IT waited. Each addition to the body added two more sources of vibration, of which one at each given time was touching down, while the other was in motion, and each of these segments moved in varying distances from the others, as if this was not one, but a number of pieces moving together. But was something like this even possible? IT collected data and waited for more pieces. The motile, the number of its fragments, utilised a comparatively quick method of movement IT couldn’t emulate ITSELF, but a limited understanding began to dawn. And as calculated, the object reached the smaller fraction that had stayed inert until now, and the frequency of the vibrations went down, until all its parts, subunits, or maybe individual components moved again, along the path their impacts had drawn on the surface.
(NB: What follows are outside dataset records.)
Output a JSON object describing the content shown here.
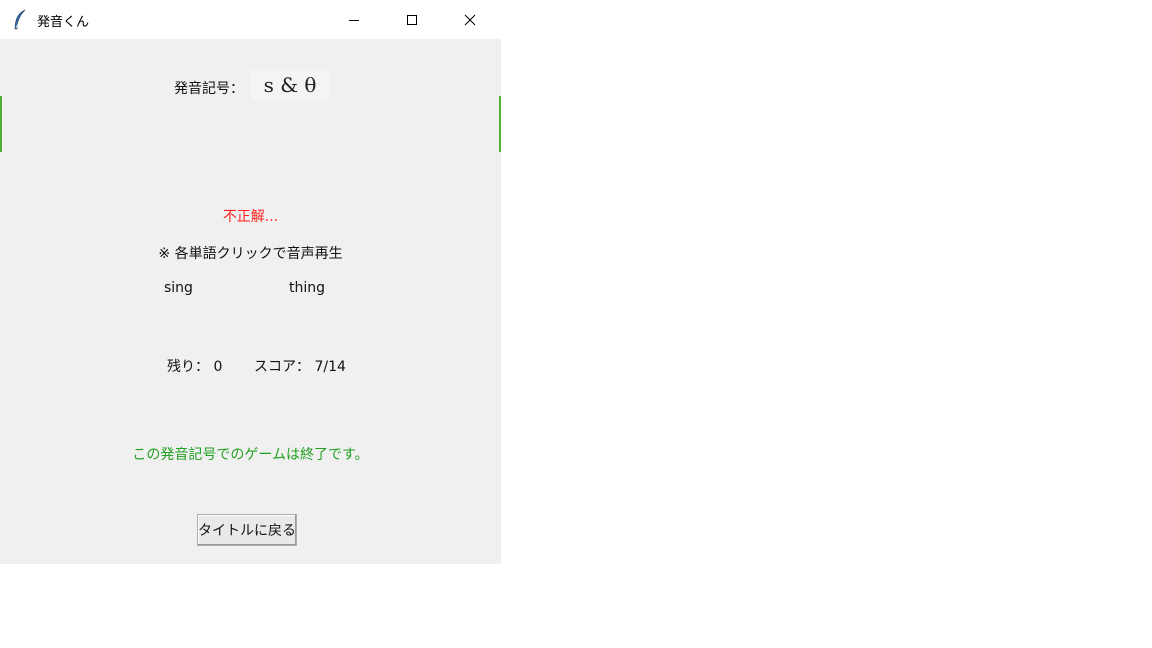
{
  "window": {
    "title": "発音くん",
    "icon": "feather-icon",
    "controls": [
      "minimize-icon",
      "maximize-icon",
      "close-icon"
    ]
  },
  "phonetic": {
    "label": "発音記号：",
    "symbol": "s & θ"
  },
  "result_text": "不正解...",
  "hint_text": "※ 各単語クリックで音声再生",
  "words": [
    "sing",
    "thing"
  ],
  "remaining": "残り： 0",
  "score": "スコア： 7/14",
  "finished_text": "この発音記号でのゲームは終了です。",
  "back_button_label": "タイトルに戻る",
  "colors": {
    "result": "#ff2020",
    "finished": "#22a022",
    "background": "#f0f0f0"
  }
}
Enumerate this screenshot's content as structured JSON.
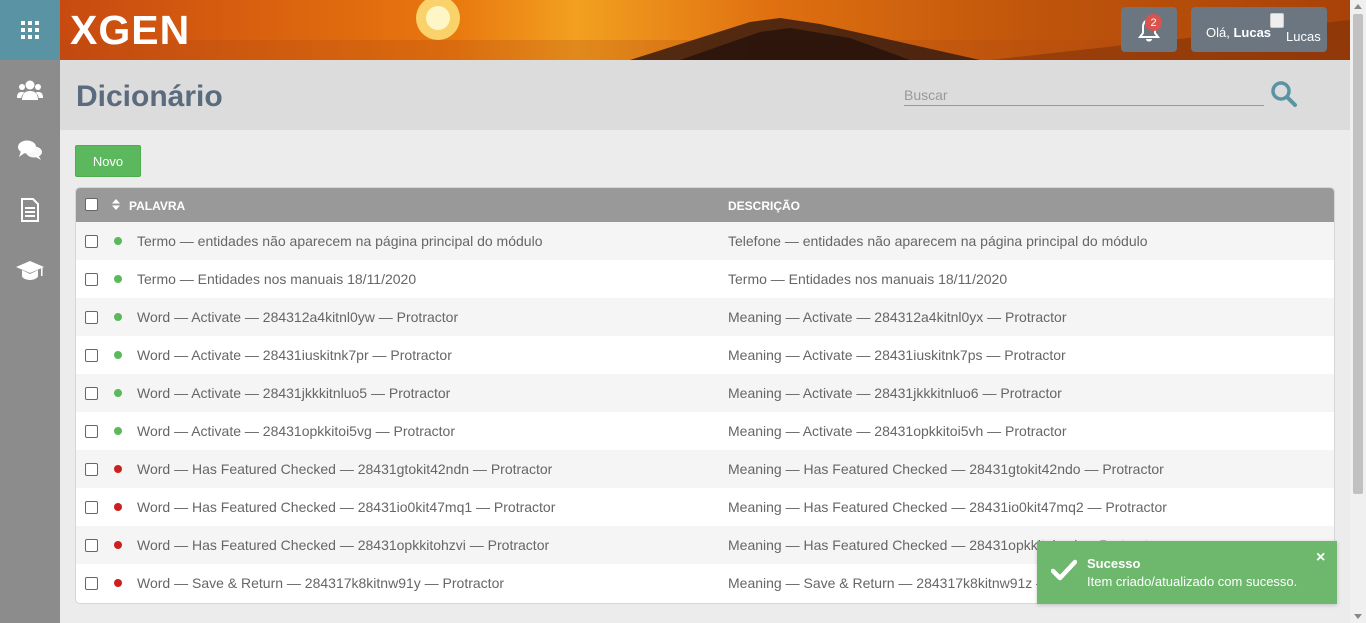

If the extrapolation was correct, it would eventually arrive at the large object.
Miniscule amounts of data between the components of the objects indicated it was connected internally, too, but in ways IT could not yet grasp. The motile also still occasionally exchanged data with the large thing that sat at the edge of ITS net, near a large body of fluid IT hadn’t found a way to extend into yet.
Time would tell. All IT could do was data collection, anyway, apart from ITS preparations for the big cycle, which was not in danger. At least not yet.


Leave a Reply

Fill in your details below or click an icon to log in: Logo

You are commenting using your account. Log Out /  Change )

Twitter picture

You are commenting using your Twitter account. Log Out /  Change )

Facebook photo

You are commenting using your Facebook account. Log Out /  Change )

Connecting to %s